Of this list, thyme tends to be the least used (such a shame considering the wealth of puns it opens itself up to, of which I am resisting). If you’re thinking about planting thyme or even have thyme in your garden, but lack ideas, check out Home Cooking.

Lastly, here are just a few tips to maintaining a happy, healthy, herb garden:

Herbs need full sun, but don’t like to be cooked. Use good quality soil so the plants can drain properly. Go easy on the fertilizer or don’t bother with it at all. And finally, don’t be afraid to harvest a lot at once. The herbs are truly happier this way and you deserve to reap what you sow!

 

The Greatest Sandwich Ever

What is not to love about a grilled cheese?

Bread + butter + cheese = culinary genius. Not only is it more delicious than I can describe in words, but it’s easy. Whether it’s for an afternoon snack when your child gets home from school or second dinner at the college dorm, a grilled cheese can be made with practically no prep work, very little clean up, and with the most minimal amount of kitchen appliances.

Everyone has her own perfect combination of bread and cheese. For me, it’s sourdough and sharp cheddar – my mouth is watering already! For years I went through life believing my own humble cheese creation was the most delectable sandwich in existence. Then I was introduced to the gourmet grilled cheese.

My first gourmet grilled cheese experience was at Extraordinary Desserts in San Diego. I just wanted a plain, boring grilled cheese, but this is one of those places that write their prices without the dollar sign so you know it’s expensive before you even start looking. I’m telling you I ordered a twelve-dollar grilled cheese and mixed salad (that had edible flowers in it, I might add).

I ordered the aged cheddar grilled cheese, not knowing what to expect. All the description said was bacon jam / fresh tomato (yes, this place is too fancy to use the word “and”). I have to admit, I was a little skeptical about the bacon jam, but oh my word was it delicious. The bread was crunchy, the cheese perfectly melted and hinted with bacon, and the tomatoes sliced so thin they didn’t fall out when you bit into them.

My other favorite gourmet grilled cheese restaurant, however, costs almost half as much and isn’t nearly as, well, pretentious as my beloved Extraordinary Desserts. And it’s here in Roanoke! Don’t get confused by the name because Pop’s Ice Cream and Soda Bar makes some mean gourmet grilled cheeses. And instead of a flower salad, they are served with popcorn! Also, the butter on these sandwiches is divine.

Now, I am not the only grilled cheese fanatic in search of the greatest sandwich ever. April 28th will mark the tenth annual Grilled Cheese Invitational in Pasadena, CA. There are four categories ranging from traditional American to dessert grilled cheese. Advertised as “the best thing to happen to sliced cheese since bread,” this even has officially been added to my bucket list.

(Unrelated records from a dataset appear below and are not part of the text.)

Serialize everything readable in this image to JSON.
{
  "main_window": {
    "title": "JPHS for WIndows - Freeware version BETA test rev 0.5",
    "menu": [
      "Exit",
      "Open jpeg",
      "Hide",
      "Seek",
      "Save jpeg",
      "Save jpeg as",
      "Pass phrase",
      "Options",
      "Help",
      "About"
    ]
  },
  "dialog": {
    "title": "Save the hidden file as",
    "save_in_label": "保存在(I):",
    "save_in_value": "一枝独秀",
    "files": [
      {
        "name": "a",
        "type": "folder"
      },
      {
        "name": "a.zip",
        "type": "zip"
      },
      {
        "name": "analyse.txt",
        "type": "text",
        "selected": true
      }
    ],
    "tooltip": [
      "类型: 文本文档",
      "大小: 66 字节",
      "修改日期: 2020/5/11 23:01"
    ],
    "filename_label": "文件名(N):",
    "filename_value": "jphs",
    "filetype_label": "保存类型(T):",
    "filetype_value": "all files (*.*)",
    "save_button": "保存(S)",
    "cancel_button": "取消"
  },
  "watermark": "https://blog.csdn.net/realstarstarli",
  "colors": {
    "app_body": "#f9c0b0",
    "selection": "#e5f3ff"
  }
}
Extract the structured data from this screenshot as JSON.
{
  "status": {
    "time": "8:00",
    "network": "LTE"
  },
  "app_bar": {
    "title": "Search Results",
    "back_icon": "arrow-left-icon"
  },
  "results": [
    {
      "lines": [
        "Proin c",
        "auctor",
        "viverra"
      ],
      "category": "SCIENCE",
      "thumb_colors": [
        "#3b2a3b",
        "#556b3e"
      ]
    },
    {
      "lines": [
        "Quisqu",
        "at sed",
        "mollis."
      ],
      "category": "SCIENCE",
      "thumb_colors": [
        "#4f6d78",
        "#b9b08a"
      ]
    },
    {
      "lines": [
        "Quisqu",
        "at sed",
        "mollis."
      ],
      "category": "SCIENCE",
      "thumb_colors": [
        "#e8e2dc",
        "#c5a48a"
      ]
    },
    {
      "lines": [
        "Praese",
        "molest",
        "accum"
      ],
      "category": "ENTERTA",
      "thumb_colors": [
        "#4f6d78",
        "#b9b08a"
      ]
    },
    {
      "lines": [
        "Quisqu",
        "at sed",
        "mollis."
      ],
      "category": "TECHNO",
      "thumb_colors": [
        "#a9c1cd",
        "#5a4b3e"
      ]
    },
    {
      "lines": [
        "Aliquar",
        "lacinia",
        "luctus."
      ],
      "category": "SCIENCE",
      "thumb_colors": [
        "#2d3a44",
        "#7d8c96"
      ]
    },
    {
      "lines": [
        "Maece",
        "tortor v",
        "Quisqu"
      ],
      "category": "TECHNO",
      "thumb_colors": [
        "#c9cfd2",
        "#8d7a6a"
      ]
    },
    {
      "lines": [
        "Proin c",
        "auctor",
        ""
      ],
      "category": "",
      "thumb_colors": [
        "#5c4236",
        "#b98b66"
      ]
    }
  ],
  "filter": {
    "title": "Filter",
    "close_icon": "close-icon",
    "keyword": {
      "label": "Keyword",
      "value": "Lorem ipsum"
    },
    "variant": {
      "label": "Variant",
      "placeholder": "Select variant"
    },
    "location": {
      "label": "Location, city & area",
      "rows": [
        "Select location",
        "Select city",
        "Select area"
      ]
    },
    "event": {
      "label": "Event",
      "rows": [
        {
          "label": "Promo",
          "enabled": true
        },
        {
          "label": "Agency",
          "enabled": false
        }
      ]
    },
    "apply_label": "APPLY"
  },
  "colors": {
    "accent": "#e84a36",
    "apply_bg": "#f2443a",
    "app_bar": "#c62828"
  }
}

In my journey to grilled cheese greatness, I’ve discovered that whether I’m at home with my sourdough and sharp cheddar with a cup of tomato soup or biting into some heavenly concoction at a five-star restaurant, grilled cheese is great, period.